Finding A Doctor
Then there is the little D.O. thing. Okay, okay, I know that may be snobbery on my part, but even so, can I get a damn M.D. for my money. Just like the time I was pissed because I jumped through all kinds of hoops to get an endocrinology consult to learn that my first visit was scheduled for a nurse practitioner. Yes I know, someone aunt’s in-law’s cousin sees a nurse practitioner regularly and thinks the world of him/her, but I feel that I should at least be seen by a specialist the first time around if the reason I am seeking him/her out is because of a concern that requires a specialist. “Oh I’m too important and busy to trifle with your little complaints, go through my nurse practitioner and maybe, just maybe, if you exhibit obvious signs of dying that point in the direction of my specialty then I could, perhaps, find a moment in my over inflated not amounting to much other than bravado posturing schedule to fart in your room. Just a whiff has been known to cure the most ardent lepers.” Asshole. Charles Bovary. I feel your pain poor Hippolyte!
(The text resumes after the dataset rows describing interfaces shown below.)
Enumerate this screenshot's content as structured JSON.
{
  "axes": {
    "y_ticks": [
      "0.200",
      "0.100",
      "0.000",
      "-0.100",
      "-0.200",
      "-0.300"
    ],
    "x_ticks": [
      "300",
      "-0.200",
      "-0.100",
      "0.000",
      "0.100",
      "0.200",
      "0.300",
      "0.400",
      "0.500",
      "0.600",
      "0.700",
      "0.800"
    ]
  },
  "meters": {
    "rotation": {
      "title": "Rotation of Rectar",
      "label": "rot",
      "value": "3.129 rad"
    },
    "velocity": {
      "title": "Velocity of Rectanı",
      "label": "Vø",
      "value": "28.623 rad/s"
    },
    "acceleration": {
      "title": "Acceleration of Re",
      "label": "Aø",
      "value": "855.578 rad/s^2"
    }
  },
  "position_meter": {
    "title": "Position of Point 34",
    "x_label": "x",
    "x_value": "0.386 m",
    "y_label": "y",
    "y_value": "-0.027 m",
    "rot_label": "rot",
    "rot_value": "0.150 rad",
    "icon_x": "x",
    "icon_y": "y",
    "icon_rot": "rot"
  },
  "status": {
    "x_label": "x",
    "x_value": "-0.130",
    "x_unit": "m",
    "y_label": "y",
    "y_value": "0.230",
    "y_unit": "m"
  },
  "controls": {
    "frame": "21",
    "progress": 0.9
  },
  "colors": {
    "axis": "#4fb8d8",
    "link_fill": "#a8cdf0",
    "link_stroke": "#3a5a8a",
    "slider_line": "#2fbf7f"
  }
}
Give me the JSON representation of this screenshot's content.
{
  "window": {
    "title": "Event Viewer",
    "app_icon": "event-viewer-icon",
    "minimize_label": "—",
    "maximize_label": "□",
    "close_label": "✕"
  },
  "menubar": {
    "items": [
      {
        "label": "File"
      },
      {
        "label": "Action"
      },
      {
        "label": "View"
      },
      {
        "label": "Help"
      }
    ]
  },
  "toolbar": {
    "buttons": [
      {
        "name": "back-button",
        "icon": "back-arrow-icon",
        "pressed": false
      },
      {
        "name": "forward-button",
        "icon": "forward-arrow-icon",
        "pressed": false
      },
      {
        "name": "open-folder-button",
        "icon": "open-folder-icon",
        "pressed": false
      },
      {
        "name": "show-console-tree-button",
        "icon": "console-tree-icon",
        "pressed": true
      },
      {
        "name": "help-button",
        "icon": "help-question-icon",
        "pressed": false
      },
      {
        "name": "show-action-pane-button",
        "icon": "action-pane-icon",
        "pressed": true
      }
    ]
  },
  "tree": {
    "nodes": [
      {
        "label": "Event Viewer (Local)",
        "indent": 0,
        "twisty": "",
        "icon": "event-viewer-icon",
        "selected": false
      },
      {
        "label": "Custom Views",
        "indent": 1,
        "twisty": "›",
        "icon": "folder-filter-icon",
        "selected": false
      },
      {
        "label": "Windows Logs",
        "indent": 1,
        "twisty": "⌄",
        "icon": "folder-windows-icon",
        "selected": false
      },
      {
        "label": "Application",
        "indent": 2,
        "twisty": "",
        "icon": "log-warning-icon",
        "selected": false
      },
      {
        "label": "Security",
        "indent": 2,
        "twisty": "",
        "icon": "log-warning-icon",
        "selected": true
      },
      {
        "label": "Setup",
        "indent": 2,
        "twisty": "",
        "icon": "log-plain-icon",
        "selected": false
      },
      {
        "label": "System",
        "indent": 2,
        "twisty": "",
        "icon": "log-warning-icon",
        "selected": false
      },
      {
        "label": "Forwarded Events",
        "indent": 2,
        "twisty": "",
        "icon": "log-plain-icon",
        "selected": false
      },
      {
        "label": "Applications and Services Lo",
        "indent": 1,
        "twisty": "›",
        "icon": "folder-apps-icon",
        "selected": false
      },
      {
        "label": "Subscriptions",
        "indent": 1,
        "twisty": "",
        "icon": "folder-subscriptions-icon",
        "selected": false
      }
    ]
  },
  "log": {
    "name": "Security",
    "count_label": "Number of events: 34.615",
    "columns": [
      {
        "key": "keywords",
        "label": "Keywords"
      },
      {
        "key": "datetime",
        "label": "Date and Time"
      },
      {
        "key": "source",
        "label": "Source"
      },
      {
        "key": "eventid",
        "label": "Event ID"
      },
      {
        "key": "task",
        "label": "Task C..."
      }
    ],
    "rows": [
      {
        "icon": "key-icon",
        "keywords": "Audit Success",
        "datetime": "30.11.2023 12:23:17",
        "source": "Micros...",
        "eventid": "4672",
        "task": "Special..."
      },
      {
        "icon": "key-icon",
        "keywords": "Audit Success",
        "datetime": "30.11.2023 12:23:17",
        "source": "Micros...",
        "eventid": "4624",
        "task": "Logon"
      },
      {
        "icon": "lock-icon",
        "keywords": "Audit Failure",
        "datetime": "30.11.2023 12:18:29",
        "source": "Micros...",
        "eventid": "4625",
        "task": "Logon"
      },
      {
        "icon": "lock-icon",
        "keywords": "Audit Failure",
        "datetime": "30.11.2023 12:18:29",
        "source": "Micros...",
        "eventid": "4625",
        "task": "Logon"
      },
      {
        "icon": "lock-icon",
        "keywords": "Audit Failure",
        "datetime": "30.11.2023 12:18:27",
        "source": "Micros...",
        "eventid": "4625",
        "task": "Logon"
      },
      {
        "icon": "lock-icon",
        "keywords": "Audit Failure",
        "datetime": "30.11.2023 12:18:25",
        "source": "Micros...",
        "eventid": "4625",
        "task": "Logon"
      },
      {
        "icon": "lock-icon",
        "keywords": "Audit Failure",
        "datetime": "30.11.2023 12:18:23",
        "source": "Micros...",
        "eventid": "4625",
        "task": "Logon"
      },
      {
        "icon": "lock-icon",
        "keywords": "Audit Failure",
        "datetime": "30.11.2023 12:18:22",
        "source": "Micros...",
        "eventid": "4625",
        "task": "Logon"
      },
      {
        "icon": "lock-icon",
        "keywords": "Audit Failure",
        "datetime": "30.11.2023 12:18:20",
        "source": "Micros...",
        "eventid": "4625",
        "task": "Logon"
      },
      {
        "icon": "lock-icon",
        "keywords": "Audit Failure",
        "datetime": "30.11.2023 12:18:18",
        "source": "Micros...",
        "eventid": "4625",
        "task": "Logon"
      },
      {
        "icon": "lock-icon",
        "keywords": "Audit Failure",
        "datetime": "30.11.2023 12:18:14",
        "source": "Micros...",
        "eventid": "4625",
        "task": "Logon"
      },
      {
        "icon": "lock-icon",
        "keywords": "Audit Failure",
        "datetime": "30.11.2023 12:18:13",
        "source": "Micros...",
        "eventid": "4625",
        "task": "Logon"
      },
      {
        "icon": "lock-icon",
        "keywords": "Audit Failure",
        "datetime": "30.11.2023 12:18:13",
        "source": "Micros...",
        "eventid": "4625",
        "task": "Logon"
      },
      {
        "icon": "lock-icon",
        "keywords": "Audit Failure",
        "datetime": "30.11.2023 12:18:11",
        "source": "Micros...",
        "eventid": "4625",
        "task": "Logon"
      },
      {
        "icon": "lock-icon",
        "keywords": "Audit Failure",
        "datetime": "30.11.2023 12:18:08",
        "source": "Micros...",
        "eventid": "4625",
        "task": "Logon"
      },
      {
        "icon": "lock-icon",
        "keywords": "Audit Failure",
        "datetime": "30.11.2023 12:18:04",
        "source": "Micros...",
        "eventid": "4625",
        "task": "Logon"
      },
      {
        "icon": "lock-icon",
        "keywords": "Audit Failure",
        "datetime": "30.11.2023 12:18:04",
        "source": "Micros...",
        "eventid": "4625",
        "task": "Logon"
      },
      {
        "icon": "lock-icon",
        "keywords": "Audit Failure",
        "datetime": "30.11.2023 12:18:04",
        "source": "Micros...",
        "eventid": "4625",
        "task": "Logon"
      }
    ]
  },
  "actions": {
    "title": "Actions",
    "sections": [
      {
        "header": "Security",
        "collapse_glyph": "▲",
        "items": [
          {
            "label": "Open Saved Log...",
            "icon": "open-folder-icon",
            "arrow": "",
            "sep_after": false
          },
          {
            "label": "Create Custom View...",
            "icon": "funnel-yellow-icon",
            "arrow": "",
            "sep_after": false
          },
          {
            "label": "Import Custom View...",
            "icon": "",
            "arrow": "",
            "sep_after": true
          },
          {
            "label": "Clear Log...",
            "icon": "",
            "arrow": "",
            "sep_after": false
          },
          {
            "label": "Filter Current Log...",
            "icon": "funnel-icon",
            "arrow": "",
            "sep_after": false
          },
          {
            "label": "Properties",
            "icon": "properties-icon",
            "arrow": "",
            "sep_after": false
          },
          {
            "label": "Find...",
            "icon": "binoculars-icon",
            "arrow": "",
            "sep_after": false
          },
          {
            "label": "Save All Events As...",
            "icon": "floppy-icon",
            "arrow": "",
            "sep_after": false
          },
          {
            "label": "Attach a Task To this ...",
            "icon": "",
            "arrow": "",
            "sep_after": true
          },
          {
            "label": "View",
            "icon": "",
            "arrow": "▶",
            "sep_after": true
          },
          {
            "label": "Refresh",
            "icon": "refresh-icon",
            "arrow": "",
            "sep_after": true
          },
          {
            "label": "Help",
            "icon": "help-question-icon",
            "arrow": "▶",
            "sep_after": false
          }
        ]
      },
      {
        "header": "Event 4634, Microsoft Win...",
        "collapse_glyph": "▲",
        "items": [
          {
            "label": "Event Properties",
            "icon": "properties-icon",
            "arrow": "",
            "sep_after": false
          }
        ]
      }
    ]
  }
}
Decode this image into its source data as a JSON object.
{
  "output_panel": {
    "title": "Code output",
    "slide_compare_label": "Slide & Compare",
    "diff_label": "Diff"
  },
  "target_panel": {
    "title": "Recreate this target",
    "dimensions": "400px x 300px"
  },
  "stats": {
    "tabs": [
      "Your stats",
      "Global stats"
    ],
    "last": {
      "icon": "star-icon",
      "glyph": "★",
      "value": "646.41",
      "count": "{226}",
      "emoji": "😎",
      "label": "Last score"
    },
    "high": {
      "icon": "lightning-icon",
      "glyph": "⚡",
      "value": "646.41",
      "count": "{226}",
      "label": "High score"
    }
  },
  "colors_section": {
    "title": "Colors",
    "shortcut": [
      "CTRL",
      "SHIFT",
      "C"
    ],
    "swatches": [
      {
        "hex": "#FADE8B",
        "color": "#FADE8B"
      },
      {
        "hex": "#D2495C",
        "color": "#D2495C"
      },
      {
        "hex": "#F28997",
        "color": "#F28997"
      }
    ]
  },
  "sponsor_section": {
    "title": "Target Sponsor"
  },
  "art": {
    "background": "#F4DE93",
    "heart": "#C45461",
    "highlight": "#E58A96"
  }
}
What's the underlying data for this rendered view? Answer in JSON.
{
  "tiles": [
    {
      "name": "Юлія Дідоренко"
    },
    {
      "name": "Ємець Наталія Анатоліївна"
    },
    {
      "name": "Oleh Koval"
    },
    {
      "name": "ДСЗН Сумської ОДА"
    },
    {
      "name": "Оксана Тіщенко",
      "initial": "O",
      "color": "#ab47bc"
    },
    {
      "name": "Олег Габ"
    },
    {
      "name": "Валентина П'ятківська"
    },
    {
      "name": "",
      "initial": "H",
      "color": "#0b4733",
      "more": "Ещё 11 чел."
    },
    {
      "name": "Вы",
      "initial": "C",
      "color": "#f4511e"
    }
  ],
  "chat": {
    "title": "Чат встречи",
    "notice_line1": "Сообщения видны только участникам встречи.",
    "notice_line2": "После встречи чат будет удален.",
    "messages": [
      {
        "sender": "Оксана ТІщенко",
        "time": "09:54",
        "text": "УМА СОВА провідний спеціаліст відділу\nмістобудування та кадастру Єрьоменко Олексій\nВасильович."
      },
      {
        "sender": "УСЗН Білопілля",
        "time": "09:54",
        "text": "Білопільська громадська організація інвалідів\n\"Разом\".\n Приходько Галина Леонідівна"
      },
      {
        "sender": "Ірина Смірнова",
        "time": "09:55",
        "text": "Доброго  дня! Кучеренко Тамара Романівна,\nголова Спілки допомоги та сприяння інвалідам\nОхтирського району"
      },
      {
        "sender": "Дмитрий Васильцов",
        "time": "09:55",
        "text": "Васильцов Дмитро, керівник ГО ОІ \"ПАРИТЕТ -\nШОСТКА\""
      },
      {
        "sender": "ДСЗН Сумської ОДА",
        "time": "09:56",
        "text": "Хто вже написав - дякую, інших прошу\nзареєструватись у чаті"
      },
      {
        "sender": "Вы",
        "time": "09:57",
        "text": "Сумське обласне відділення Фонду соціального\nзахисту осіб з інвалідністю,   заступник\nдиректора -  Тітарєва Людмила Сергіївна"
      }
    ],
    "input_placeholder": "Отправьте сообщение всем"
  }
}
I could almost forget the medical corporation plastered on the window and overlook the D.O. if the chemistry between us had been good or, if not good, at least respectful. Okay. But no that was absolutely too much to ask. This bastard, a good ten to fourteen years younger than me had the nerve to talk down to me, cut me off in mid-sentence and dismiss what I know about my damn body. Not to mention how bad he wanted to look into my vagina. Good god, I am not my vagina. I go there complaining about a chest cold, a persistent cough and an over all physical malaise (this all about a year ago, you see how long I have been sulking) and all he can think of is my femaleness. “Oh we must schedule a pelvic exam, it is very important for you to have a pap smear, do you have any known STD’s, how many pregnancies, abortions, deliveries, on and on and on and on.” My chest! Can we get back to my chest! There is irony in that complaint because I am sure if I was twenty years younger and had major voluptuous breastesess he would be diligently focused on my chest without redirection. Speaking of breast, even though I am at the age that I qualify for a yearly mammogram I cannot self refer. No, I have to call my daddy-PCM and beg him to give me the green light so I can get a mammogram. Incidentally, I was told today that I could see an OB/GYN (provided that they are on the list) without a referral from daddy-PCM. WTF? Maybe it was not my femaleness that he was after but the dollars, because, technically I could go somewhere to have my pap/pelvic done without his permission which would take money out of his pocket. But for a mammogram, I have to allow him to feel me up first and be at his mercy for a referral.
Oh but it is so easy to find a doctor, just look at the list of providers and pick one. Okay but here is a little thing that they leave out when they are promoting the ease of choosing a physician. Yes of course it is left out. How many times have I clicked on a doctor’s name to learn that he/she is no longer accepting new patients? I saw one today that said “will only be treating current patients with no openings ever again.” After being disappointed one time after another, I finally selected a physician. This only means that I found a first name that is certain to be female, who has a M.D., is older than thirty, and is open for new patients, thus the next step.
The next step according to patient’s responsibilities is to interview the doctor.
You can also go with no problem at all — make an appointment to just chat with the doctor to get a feel whether you like him or her. Be aware, though, that as with dating, first impressions might be a bit rosy. “‘Meet the doctor’ visits are nice, but everybody’s on their best behavior, and there’s no stress,” says Dr. Michael Victoroff, another patient advocate.
Let us say the chemistry is not right with the doctor during the “interview.”
This is perhaps the most important. It’s perfectly OK to reject doctors simply because there’s something about them that makes you feel a bit ill at ease. “I would suggest that patients actually like their provider,”says Dr. Michael Woods, a surgeon who founded a group called Civility Mutual to help improve communication between patients and health care providers. “Patients should, after their first visit, have a sense of trust.”